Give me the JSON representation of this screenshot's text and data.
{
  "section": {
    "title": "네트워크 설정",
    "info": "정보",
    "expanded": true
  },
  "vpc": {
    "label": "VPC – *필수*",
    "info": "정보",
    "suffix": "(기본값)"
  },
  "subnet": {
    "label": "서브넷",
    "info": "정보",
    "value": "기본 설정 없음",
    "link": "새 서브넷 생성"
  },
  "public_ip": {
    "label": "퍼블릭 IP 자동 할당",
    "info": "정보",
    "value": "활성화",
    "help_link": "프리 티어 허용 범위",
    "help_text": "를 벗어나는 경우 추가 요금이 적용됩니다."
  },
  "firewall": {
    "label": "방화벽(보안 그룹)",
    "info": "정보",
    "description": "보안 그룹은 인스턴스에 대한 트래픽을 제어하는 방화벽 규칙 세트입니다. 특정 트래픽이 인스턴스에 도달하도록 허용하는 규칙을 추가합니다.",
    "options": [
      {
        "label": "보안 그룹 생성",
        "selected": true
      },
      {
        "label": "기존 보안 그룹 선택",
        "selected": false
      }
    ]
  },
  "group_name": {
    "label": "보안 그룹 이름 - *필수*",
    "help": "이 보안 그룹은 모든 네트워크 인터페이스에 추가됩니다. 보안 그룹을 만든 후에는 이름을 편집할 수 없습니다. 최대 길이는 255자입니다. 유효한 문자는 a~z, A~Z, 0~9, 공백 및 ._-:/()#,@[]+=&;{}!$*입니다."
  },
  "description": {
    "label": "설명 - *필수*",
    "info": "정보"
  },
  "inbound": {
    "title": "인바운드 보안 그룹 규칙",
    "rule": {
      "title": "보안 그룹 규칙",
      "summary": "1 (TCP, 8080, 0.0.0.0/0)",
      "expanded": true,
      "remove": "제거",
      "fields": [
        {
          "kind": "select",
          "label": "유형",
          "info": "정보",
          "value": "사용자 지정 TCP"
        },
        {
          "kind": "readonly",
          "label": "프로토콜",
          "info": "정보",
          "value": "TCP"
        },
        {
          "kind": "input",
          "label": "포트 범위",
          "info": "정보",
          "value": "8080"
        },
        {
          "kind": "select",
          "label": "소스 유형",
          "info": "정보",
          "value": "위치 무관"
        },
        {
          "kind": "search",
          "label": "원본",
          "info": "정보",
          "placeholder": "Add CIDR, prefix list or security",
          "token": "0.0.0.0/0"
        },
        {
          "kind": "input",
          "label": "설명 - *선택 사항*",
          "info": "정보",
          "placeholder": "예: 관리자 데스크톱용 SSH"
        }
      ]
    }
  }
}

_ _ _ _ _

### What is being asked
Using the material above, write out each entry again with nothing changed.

### Exercise response
Give me the JSON representation of this screenshot's text and data.
{
  "section": {
    "title": "네트워크 설정",
    "info": "정보",
    "expanded": true
  },
  "vpc": {
    "label": "VPC – *필수*",
    "info": "정보",
    "suffix": "(기본값)"
  },
  "subnet": {
    "label": "서브넷",
    "info": "정보",
    "value": "기본 설정 없음",
    "link": "새 서브넷 생성"
  },
  "public_ip": {
    "label": "퍼블릭 IP 자동 할당",
    "info": "정보",
    "value": "활성화",
    "help_link": "프리 티어 허용 범위",
    "help_text": "를 벗어나는 경우 추가 요금이 적용됩니다."
  },
  "firewall": {
    "label": "방화벽(보안 그룹)",
    "info": "정보",
    "description": "보안 그룹은 인스턴스에 대한 트래픽을 제어하는 방화벽 규칙 세트입니다. 특정 트래픽이 인스턴스에 도달하도록 허용하는 규칙을 추가합니다.",
    "options": [
      {
        "label": "보안 그룹 생성",
        "selected": true
      },
      {
        "label": "기존 보안 그룹 선택",
        "selected": false
      }
    ]
  },
  "group_name": {
    "label": "보안 그룹 이름 - *필수*",
    "help": "이 보안 그룹은 모든 네트워크 인터페이스에 추가됩니다. 보안 그룹을 만든 후에는 이름을 편집할 수 없습니다. 최대 길이는 255자입니다. 유효한 문자는 a~z, A~Z, 0~9, 공백 및 ._-:/()#,@[]+=&;{}!$*입니다."
  },
  "description": {
    "label": "설명 - *필수*",
    "info": "정보"
  },
  "inbound": {
    "title": "인바운드 보안 그룹 규칙",
    "rule": {
      "title": "보안 그룹 규칙",
      "summary": "1 (TCP, 8080, 0.0.0.0/0)",
      "expanded": true,
      "remove": "제거",
      "fields": [
        {
          "kind": "select",
          "label": "유형",
          "info": "정보",
          "value": "사용자 지정 TCP"
        },
        {
          "kind": "readonly",
          "label": "프로토콜",
          "info": "정보",
          "value": "TCP"
        },
        {
          "kind": "input",
          "label": "포트 범위",
          "info": "정보",
          "value": "8080"
        },
        {
          "kind": "select",
          "label": "소스 유형",
          "info": "정보",
          "value": "위치 무관"
        },
        {
          "kind": "search",
          "label": "원본",
          "info": "정보",
          "placeholder": "Add CIDR, prefix list or security",
          "token": "0.0.0.0/0"
        },
        {
          "kind": "input",
          "label": "설명 - *선택 사항*",
          "info": "정보",
          "placeholder": "예: 관리자 데스크톱용 SSH"
        }
      ]
    }
  }
}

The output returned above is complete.